You must complete an online Passenger Locator Form (PLF) at least 24 hours before your arrival in Greece. Failure to do so in advance may result in your carrier not allowing you to travel, a fine on arrival, or the Greek authorities not allowing you to enter the country.
4. Italy (including Vatican City)
You should download and complete a self-declaration from the Interior Ministry before you travel.
While Liechtenstein is on travel corridors list, it has no airport and its only land borders are with Austria and Switzerland – both of which are not. To reach it without needing to self-isolate on your return to Britain you will need to fly to a travel corridor country (such as Germany) and drive to Liechtenstein without leaving your vehicle to mix with anyone in a “red list” country.
7. San Marino
You must travel through Italy to reach San Marino. See “Italy”, above.
All arrivals into Turkey will be subject to a medical evaluation for symptoms of coronavirus, including temperature checks. Any passengers showing symptoms will be required to undergo a PCR test.
Rio’s Carnival parade plans suspended
Rio de Janeiro delayed its annual Carnival parade on Thursday, saying the global spectacle cannot go ahead in February because of Brazil’s continued vulnerability to the pandemic.
Jorge Castanheira, president of Rio’s League of Samba Schools, announced that the continued spread of the coronavirus has made it impossible to safely hold the traditional parades that are a cultural mainstay and, for many, a source of livelihood. No new date has been set, he said.
Rio’s City Hall has yet to announce a decision about the Carnival street parties that take place across the city. But its tourism promotion agency said in a statement on Sept. 17 that without a vaccine, it is uncertain when large public events can resume.
Sweden’s ‘consistent approach to restrictions’ saved it from second wave, expert says
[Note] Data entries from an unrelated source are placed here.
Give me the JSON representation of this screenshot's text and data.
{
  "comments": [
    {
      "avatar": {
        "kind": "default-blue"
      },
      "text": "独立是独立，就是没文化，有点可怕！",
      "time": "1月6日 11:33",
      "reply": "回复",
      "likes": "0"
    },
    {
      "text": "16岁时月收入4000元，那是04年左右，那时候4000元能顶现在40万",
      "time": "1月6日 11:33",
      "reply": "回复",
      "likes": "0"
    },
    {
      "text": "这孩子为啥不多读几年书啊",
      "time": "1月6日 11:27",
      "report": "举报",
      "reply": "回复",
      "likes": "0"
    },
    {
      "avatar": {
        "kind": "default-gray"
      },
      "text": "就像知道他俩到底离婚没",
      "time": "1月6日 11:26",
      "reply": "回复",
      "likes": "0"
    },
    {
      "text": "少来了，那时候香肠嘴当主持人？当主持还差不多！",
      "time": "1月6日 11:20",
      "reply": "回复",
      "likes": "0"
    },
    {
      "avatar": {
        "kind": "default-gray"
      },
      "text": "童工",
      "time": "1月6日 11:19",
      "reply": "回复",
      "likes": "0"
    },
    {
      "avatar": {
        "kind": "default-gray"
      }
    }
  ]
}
Sweden’s state epidemiologist has claimed that the consistency of his country’s coronavirus restrictions is what has so far saved it from the surges in cases seen elsewhere in Europe, reports Richard Orange.
Asked what had prevented Sweden from so far suffering a second wave like Spain’s, Anders Tegnell downplayed the importance of immunity, stressing that achieving ‘herd immunity’ had never been a goal of Sweden’s strategy.
“I’m not sure that the level of immunity in Sweden and in Spain differs very much,” he said. “I think the main difference between Sweden and many other countries is that we have had the same kind of restrictions and recommendations in place the whole time.
“And we have a really big adherence from the population to those recommendations. And that makes a difference, that makes us hopefully less susceptible to a second wave.”
Read the full story.
What happened yesterday?
Here’s a reminder of Thursday’s key stories:
Four countries have been removed from the list of travel corridors: Denmark, Iceland, Slovakia and Curacao
No new countries have been added
Tourism bosses have said new measures announced by Rishi Sunak will not be enough to save the industry, with some saying airport testing is the only solution
Families risk losing thousands on half-term holidays if they heed the pleas from the Welsh and Scottish governments not to travel
Ryanair has launched the first buy-one-get-one-free sale in its history to tempt reticent fliers
Now onto today’s news.